── Exercise material ──

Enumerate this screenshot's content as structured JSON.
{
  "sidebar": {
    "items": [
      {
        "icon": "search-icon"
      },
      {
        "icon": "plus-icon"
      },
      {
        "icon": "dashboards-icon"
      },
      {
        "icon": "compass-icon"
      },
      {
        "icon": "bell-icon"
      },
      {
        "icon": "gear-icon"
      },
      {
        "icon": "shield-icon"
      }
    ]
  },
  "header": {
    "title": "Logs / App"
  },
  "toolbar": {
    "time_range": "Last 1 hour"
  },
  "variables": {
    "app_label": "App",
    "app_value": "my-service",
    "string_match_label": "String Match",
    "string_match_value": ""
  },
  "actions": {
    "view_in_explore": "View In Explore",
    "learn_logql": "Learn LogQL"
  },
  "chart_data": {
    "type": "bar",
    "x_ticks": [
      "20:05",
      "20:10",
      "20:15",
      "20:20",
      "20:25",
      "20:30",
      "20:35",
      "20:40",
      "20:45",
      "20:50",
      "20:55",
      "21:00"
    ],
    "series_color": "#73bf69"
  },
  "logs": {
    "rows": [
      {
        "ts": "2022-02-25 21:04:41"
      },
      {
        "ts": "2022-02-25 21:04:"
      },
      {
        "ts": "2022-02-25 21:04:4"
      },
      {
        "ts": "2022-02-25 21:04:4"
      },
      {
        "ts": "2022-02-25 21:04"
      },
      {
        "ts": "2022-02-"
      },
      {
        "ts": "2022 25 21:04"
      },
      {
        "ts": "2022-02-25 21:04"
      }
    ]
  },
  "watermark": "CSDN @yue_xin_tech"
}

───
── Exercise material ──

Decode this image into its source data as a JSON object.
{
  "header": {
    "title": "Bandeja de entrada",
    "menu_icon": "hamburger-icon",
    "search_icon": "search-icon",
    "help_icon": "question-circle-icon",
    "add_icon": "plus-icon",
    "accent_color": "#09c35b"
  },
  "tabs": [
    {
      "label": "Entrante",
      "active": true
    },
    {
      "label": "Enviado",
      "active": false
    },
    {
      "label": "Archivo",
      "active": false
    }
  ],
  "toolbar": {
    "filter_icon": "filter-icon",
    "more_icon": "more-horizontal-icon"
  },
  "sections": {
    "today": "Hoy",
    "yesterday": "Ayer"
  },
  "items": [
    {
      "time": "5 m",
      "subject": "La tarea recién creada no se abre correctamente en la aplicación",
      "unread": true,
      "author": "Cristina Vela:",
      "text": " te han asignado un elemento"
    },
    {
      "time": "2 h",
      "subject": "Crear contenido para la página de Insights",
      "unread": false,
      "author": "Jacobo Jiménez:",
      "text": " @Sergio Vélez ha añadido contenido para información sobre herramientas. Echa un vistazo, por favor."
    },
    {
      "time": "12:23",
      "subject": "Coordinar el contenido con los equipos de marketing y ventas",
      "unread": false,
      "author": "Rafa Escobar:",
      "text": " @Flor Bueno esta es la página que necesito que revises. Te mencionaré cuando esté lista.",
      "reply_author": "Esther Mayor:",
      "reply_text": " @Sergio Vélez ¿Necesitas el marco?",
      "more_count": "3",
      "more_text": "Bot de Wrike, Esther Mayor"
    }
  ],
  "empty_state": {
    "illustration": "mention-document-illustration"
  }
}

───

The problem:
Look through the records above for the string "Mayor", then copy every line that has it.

Exercise response:
      "reply_author": "Esther Mayor:",
      "more_text": "Bot de Wrike, Esther Mayor"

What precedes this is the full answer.